5 Things

5 things we learned at the 33rd Annual AHA National Homebrewers Conference

Thanks to President Jimmy Carter homebrewing was made legal in the U.S. in 1979 (but in 2011 it’s illegal in only Alabama and Mississippi). The American Homebrewers Association was formed by Charlie Papazian in 1978. As of 2009, there are over 750,000 homebrewers, 300 homebrew competitions and over 800 homebrew clubs in the U.S. We attended the 33rd Annual AHA National Homebrewers Conference in San Diego last weekend — here is what we learned about these passionate hobbyists.

AHA National Homebrewers Conference

WebsiteTwitterFacebook

5. Homebrewers love Russian River Brewing Company’s Vinnie Cilurzo
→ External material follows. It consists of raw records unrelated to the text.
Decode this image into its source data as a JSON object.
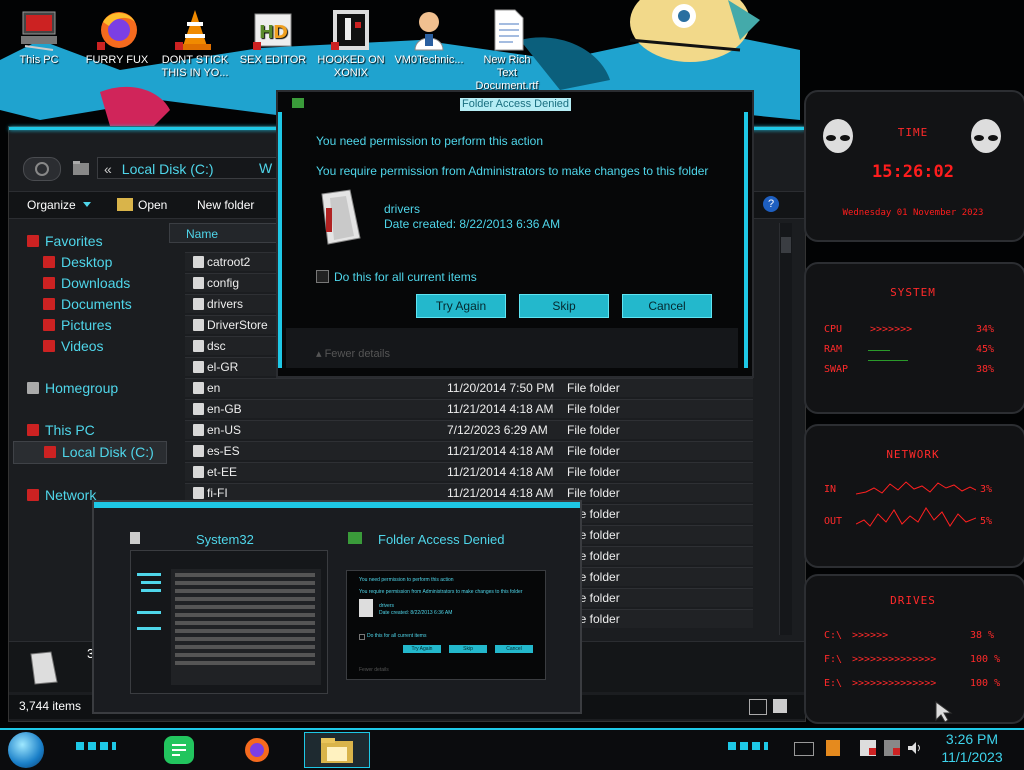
{
  "desktop": {
    "icons": [
      {
        "label": "This PC"
      },
      {
        "label": "FURRY FUX"
      },
      {
        "label": "DONT STICK THIS IN YO..."
      },
      {
        "label": "SEX EDITOR"
      },
      {
        "label": "HOOKED ON XONIX"
      },
      {
        "label": "VM0Technic..."
      },
      {
        "label": "New Rich Text Document.rtf"
      }
    ]
  },
  "explorer": {
    "address": {
      "back_glyph": "«",
      "location": "Local Disk (C:)",
      "next_segment": "W"
    },
    "commands": {
      "organize": "Organize",
      "open": "Open",
      "new_folder": "New folder"
    },
    "column_name": "Name",
    "nav": {
      "favorites": "Favorites",
      "desktop": "Desktop",
      "downloads": "Downloads",
      "documents": "Documents",
      "pictures": "Pictures",
      "videos": "Videos",
      "homegroup": "Homegroup",
      "this_pc": "This PC",
      "local_disk": "Local Disk (C:)",
      "network": "Network"
    },
    "rows": [
      {
        "name": "catroot2",
        "date": "",
        "type": ""
      },
      {
        "name": "config",
        "date": "",
        "type": ""
      },
      {
        "name": "drivers",
        "date": "",
        "type": ""
      },
      {
        "name": "DriverStore",
        "date": "",
        "type": ""
      },
      {
        "name": "dsc",
        "date": "",
        "type": ""
      },
      {
        "name": "el-GR",
        "date": "",
        "type": ""
      },
      {
        "name": "en",
        "date": "11/20/2014 7:50 PM",
        "type": "File folder"
      },
      {
        "name": "en-GB",
        "date": "11/21/2014 4:18 AM",
        "type": "File folder"
      },
      {
        "name": "en-US",
        "date": "7/12/2023 6:29 AM",
        "type": "File folder"
      },
      {
        "name": "es-ES",
        "date": "11/21/2014 4:18 AM",
        "type": "File folder"
      },
      {
        "name": "et-EE",
        "date": "11/21/2014 4:18 AM",
        "type": "File folder"
      },
      {
        "name": "fi-FI",
        "date": "11/21/2014 4:18 AM",
        "type": "File folder"
      },
      {
        "name": "",
        "date": "",
        "type": "File folder"
      },
      {
        "name": "",
        "date": "",
        "type": "File folder"
      },
      {
        "name": "",
        "date": "",
        "type": "File folder"
      },
      {
        "name": "",
        "date": "",
        "type": "File folder"
      },
      {
        "name": "",
        "date": "",
        "type": "File folder"
      },
      {
        "name": "",
        "date": "",
        "type": "File folder"
      }
    ],
    "details_count": "3,",
    "status_items": "3,744 items"
  },
  "dialog": {
    "title": "Folder Access Denied",
    "line1": "You need permission to perform this action",
    "line2": "You require permission from Administrators to make changes to this folder",
    "item_name": "drivers",
    "item_date": "Date created: 8/22/2013 6:36 AM",
    "checkbox_label": "Do this for all current items",
    "try_again": "Try Again",
    "skip": "Skip",
    "cancel": "Cancel",
    "fewer_details": "Fewer details"
  },
  "thumbnails": {
    "left_title": "System32",
    "right_title": "Folder Access Denied",
    "mini_line1": "You need permission to perform this action",
    "mini_line2": "You require permission from Administrators to make changes to this folder",
    "mini_item": "drivers",
    "mini_date": "Date created: 8/22/2013 6:36 AM",
    "mini_checkbox": "Do this for all current items",
    "mini_try": "Try Again",
    "mini_skip": "Skip",
    "mini_cancel": "Cancel",
    "mini_fewer": "Fewer details"
  },
  "gadgets": {
    "time_title": "TIME",
    "time": "15:26:02",
    "date_line": "Wednesday 01 November 2023",
    "system_title": "SYSTEM",
    "cpu_label": "CPU",
    "cpu_value": "34%",
    "ram_label": "RAM",
    "ram_value": "45%",
    "swap_label": "SWAP",
    "swap_value": "38%",
    "network_title": "NETWORK",
    "in_label": "IN",
    "in_value": "3%",
    "out_label": "OUT",
    "out_value": "5%",
    "drives_title": "DRIVES",
    "drive_c_label": "C:\\",
    "drive_c_value": "38 %",
    "drive_f_label": "F:\\",
    "drive_f_value": "100 %",
    "drive_e_label": "E:\\",
    "drive_e_value": "100 %"
  },
  "taskbar": {
    "clock_time": "3:26 PM",
    "clock_date": "11/1/2023"
  },
  "colors": {
    "accent": "#1ec8e6",
    "gadget_red": "#ff1d1d",
    "dialog_text": "#4fd6ea"
  }
}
About 1,000 people gathered for a keynote with Russian River Brewing Company founder Vinnie Cilurzo. He spoke about the history of Sonoma County’s Russian River Brewing Company. Vinnie started homebrewing as a hobby and eventually became a professional. He has created sought-out beers like Pliny the Elder, Supplication and Consecration. What we didn’t know is that Russian River Brewing Company was once owned by Korbel Champagne, eventually Korbel wanted to get out of the beer business and figured out a way to sell the name to Vinnie.

4. Food and craft beer pairing is like science
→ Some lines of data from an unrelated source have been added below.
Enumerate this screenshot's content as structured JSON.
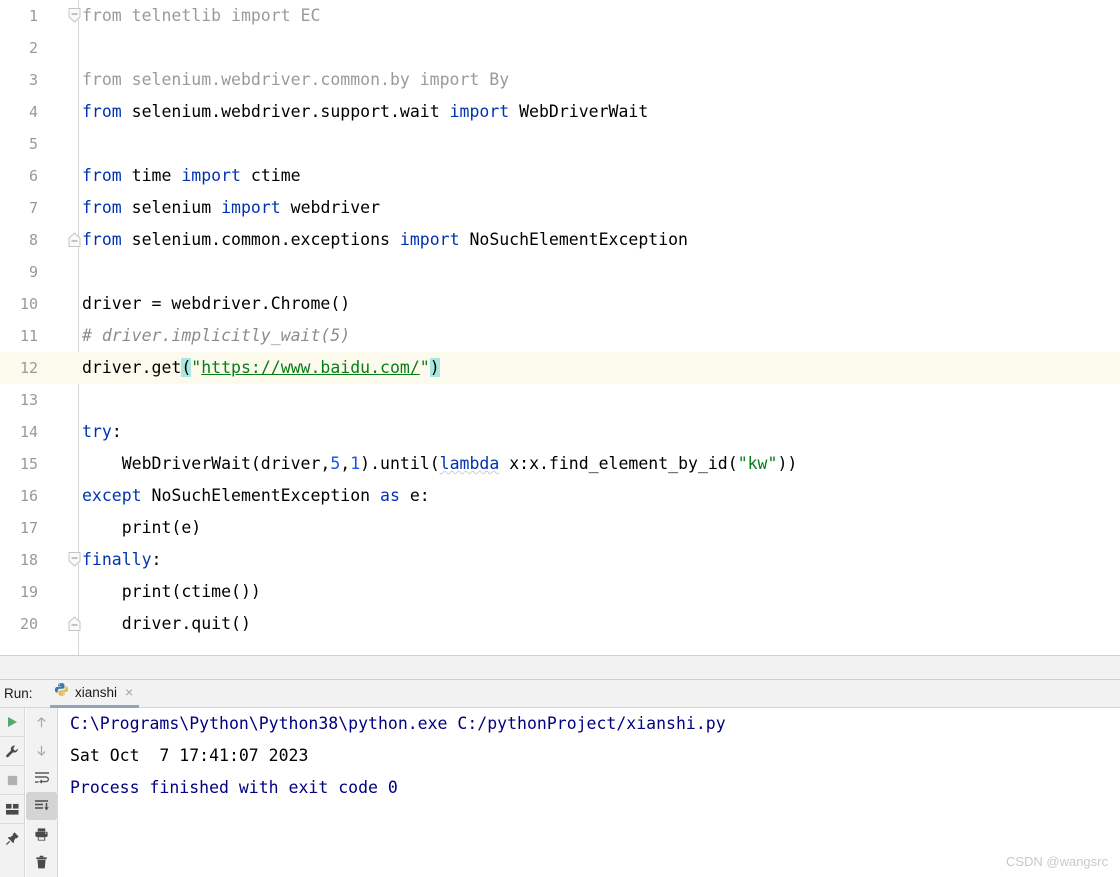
{
  "editor": {
    "lines": [
      {
        "n": "1",
        "fold": "start",
        "current": false,
        "tokens": [
          {
            "t": "from telnetlib import EC",
            "c": "gray"
          }
        ]
      },
      {
        "n": "2",
        "fold": "none",
        "current": false,
        "tokens": []
      },
      {
        "n": "3",
        "fold": "none",
        "current": false,
        "tokens": [
          {
            "t": "from selenium.webdriver.common.by import By",
            "c": "gray"
          }
        ]
      },
      {
        "n": "4",
        "fold": "none",
        "current": false,
        "tokens": [
          {
            "t": "from",
            "c": "kw"
          },
          {
            "t": " selenium.webdriver.support.wait ",
            "c": "plain"
          },
          {
            "t": "import",
            "c": "kw"
          },
          {
            "t": " WebDriverWait",
            "c": "plain"
          }
        ]
      },
      {
        "n": "5",
        "fold": "none",
        "current": false,
        "tokens": []
      },
      {
        "n": "6",
        "fold": "none",
        "current": false,
        "tokens": [
          {
            "t": "from",
            "c": "kw"
          },
          {
            "t": " time ",
            "c": "plain"
          },
          {
            "t": "import",
            "c": "kw"
          },
          {
            "t": " ctime",
            "c": "plain"
          }
        ]
      },
      {
        "n": "7",
        "fold": "none",
        "current": false,
        "tokens": [
          {
            "t": "from",
            "c": "kw"
          },
          {
            "t": " selenium ",
            "c": "plain"
          },
          {
            "t": "import",
            "c": "kw"
          },
          {
            "t": " webdriver",
            "c": "plain"
          }
        ]
      },
      {
        "n": "8",
        "fold": "end",
        "current": false,
        "tokens": [
          {
            "t": "from",
            "c": "kw"
          },
          {
            "t": " selenium.common.exceptions ",
            "c": "plain"
          },
          {
            "t": "import",
            "c": "kw"
          },
          {
            "t": " NoSuchElementException",
            "c": "plain"
          }
        ]
      },
      {
        "n": "9",
        "fold": "none",
        "current": false,
        "tokens": []
      },
      {
        "n": "10",
        "fold": "none",
        "current": false,
        "tokens": [
          {
            "t": "driver = webdriver.Chrome()",
            "c": "plain"
          }
        ]
      },
      {
        "n": "11",
        "fold": "none",
        "current": false,
        "tokens": [
          {
            "t": "# driver.implicitly_wait(5)",
            "c": "cmt"
          }
        ]
      },
      {
        "n": "12",
        "fold": "none",
        "current": true,
        "tokens": [
          {
            "t": "driver.get",
            "c": "plain"
          },
          {
            "t": "(",
            "c": "brk"
          },
          {
            "t": "\"",
            "c": "str"
          },
          {
            "t": "https://www.baidu.com/",
            "c": "url"
          },
          {
            "t": "\"",
            "c": "str"
          },
          {
            "t": ")",
            "c": "brk"
          }
        ]
      },
      {
        "n": "13",
        "fold": "none",
        "current": false,
        "tokens": []
      },
      {
        "n": "14",
        "fold": "none",
        "current": false,
        "tokens": [
          {
            "t": "try",
            "c": "kw"
          },
          {
            "t": ":",
            "c": "plain"
          }
        ]
      },
      {
        "n": "15",
        "fold": "none",
        "current": false,
        "tokens": [
          {
            "t": "    WebDriverWait(driver,",
            "c": "plain"
          },
          {
            "t": "5",
            "c": "num"
          },
          {
            "t": ",",
            "c": "plain"
          },
          {
            "t": "1",
            "c": "num"
          },
          {
            "t": ").until(",
            "c": "plain"
          },
          {
            "t": "lambda",
            "c": "kw-squig"
          },
          {
            "t": " x:x.find_element_by_id(",
            "c": "plain"
          },
          {
            "t": "\"kw\"",
            "c": "str"
          },
          {
            "t": "))",
            "c": "plain"
          }
        ]
      },
      {
        "n": "16",
        "fold": "none",
        "current": false,
        "tokens": [
          {
            "t": "except",
            "c": "kw"
          },
          {
            "t": " NoSuchElementException ",
            "c": "plain"
          },
          {
            "t": "as",
            "c": "kw"
          },
          {
            "t": " e:",
            "c": "plain"
          }
        ]
      },
      {
        "n": "17",
        "fold": "none",
        "current": false,
        "tokens": [
          {
            "t": "    print(e)",
            "c": "plain"
          }
        ]
      },
      {
        "n": "18",
        "fold": "start",
        "current": false,
        "tokens": [
          {
            "t": "finally",
            "c": "kw"
          },
          {
            "t": ":",
            "c": "plain"
          }
        ]
      },
      {
        "n": "19",
        "fold": "none",
        "current": false,
        "tokens": [
          {
            "t": "    print(ctime())",
            "c": "plain"
          }
        ]
      },
      {
        "n": "20",
        "fold": "end",
        "current": false,
        "tokens": [
          {
            "t": "    driver.quit()",
            "c": "plain"
          }
        ]
      }
    ]
  },
  "run_panel": {
    "run_label": "Run:",
    "tab_name": "xianshi",
    "tab_close": "×",
    "tab_icon": "python-icon",
    "toolbar_left": [
      {
        "name": "rerun-button",
        "icon": "play-icon"
      },
      {
        "name": "debug-settings-button",
        "icon": "wrench-icon"
      },
      {
        "name": "stop-button",
        "icon": "stop-icon"
      },
      {
        "name": "layout-button",
        "icon": "layout-icon"
      },
      {
        "name": "pin-tab-button",
        "icon": "pin-icon"
      }
    ],
    "toolbar_right": [
      {
        "name": "up-the-stack-trace-button",
        "icon": "arrow-up-icon",
        "active": false
      },
      {
        "name": "down-the-stack-trace-button",
        "icon": "arrow-down-icon",
        "active": false
      },
      {
        "name": "soft-wrap-button",
        "icon": "soft-wrap-icon",
        "active": false
      },
      {
        "name": "scroll-to-end-button",
        "icon": "scroll-to-end-icon",
        "active": true
      },
      {
        "name": "print-button",
        "icon": "printer-icon",
        "active": false
      },
      {
        "name": "clear-all-button",
        "icon": "trash-icon",
        "active": false
      }
    ],
    "output": [
      {
        "text": "C:\\Programs\\Python\\Python38\\python.exe C:/pythonProject/xianshi.py",
        "c": "out-cmd"
      },
      {
        "text": "Sat Oct  7 17:41:07 2023",
        "c": "out-text"
      },
      {
        "text": "",
        "c": "out-text"
      },
      {
        "text": "Process finished with exit code 0",
        "c": "out-done"
      }
    ]
  },
  "watermark": "CSDN @wangsrc",
  "colors": {
    "keyword": "#0033b3",
    "string": "#067d17",
    "number": "#1750eb",
    "comment": "#8c8c8c",
    "grayed": "#9a9a9a",
    "bracket_highlight": "#a9e7e0",
    "current_line": "#fcfaed",
    "console_cmd": "#000080",
    "tab_underline": "#93a2bd",
    "play_green": "#59a869"
  }
}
The “Homebrew Chef” Sean Paxton has been cooking with the idea of food and beer pairing for a while now. We attended the Grand Banquet where chef Paxton teamed up with Oregon based brewery Rogue Ales to create a mole sauce with a chocolate stout, rice infused with bock and flan infused with hops.
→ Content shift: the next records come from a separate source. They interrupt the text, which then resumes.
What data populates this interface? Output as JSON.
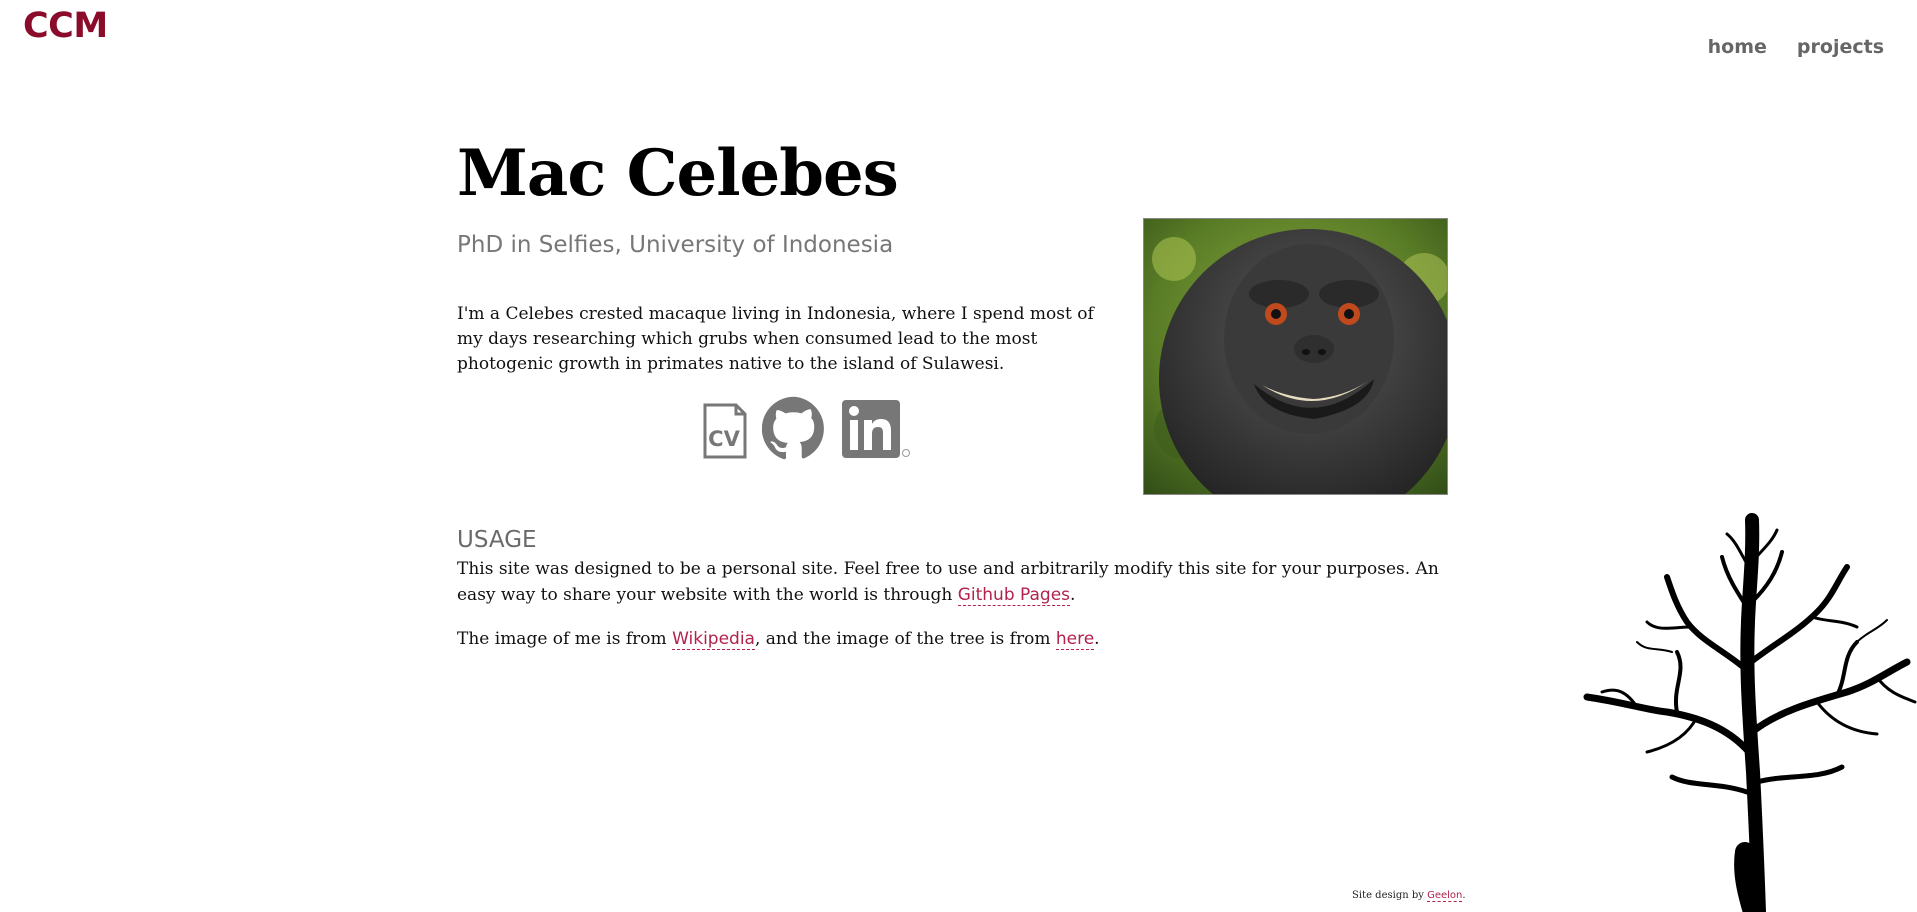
{
  "header": {
    "brand": "CCM",
    "nav": [
      {
        "label": "home"
      },
      {
        "label": "projects"
      }
    ]
  },
  "profile": {
    "name": "Mac Celebes",
    "subtitle": "PhD in Selfies, University of Indonesia",
    "bio": "I'm a Celebes crested macaque living in Indonesia, where I spend most of my days researching which grubs when consumed lead to the most photogenic growth in primates native to the island of Sulawesi.",
    "icons": [
      "cv-icon",
      "github-icon",
      "linkedin-icon"
    ],
    "cv_label": "CV"
  },
  "usage": {
    "heading": "USAGE",
    "para1_text": "This site was designed to be a personal site. Feel free to use and arbitrarily modify this site for your purposes. An easy way to share your website with the world is through ",
    "para1_link": "Github Pages",
    "para1_end": ".",
    "para2_start": "The image of me is from ",
    "para2_link1": "Wikipedia",
    "para2_mid": ", and the image of the tree is from ",
    "para2_link2": "here",
    "para2_end": "."
  },
  "footer": {
    "prefix": "Site design by ",
    "link": "Geelon",
    "suffix": "."
  },
  "colors": {
    "brand": "#8b0c2a",
    "link": "#b2224c",
    "nav": "#666666",
    "subtitle": "#777777",
    "icon_gray": "#777777"
  }
}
3. Making your own beer at home ain’t easy

Barley, yeast, hops and water — using these ingredients isn’t for the lazy. There are over 40 different variations of hops grown in the U.S. and each has a unique character and flavor. There is even an organization just for the avocation of U.S. hops. Imagine having to put together all these ingredients to create the most drinkable homebrew — this hobby takes dedication, education and a bit of cash.

2. Homebrewers might eventually become professional brewers

We attended Pro-Night, where professional brewers showed off their beers to the attendees. We spoke to Widmer Brothers Brewery co-founder Rob Widmer about how he transitioned from homebrewer to professional. He explained, “My brother and I picked up the hobby around 1980. We were interested in starting a brewery shortly after. There was a brewery up in Portland that we went to see. We were both anticipating this sophisticated brewing equipment but what we saw was a guy doing exactly what we were doing at home, just using bigger pots and pans. At that point we were both thinking we can do this.” It’s a hobby for many but for some the ultimate dream is to own their own professional craft brewery or work in the brewing industry.

1. Homebrew brings people together

How would you know if your homebrew taste decent? You’ll have to find a friend to critique it for you. Over 40 home brewing clubs across the country came to San Diego just to show off their brews to over 1,800 people. Now, that’s a party!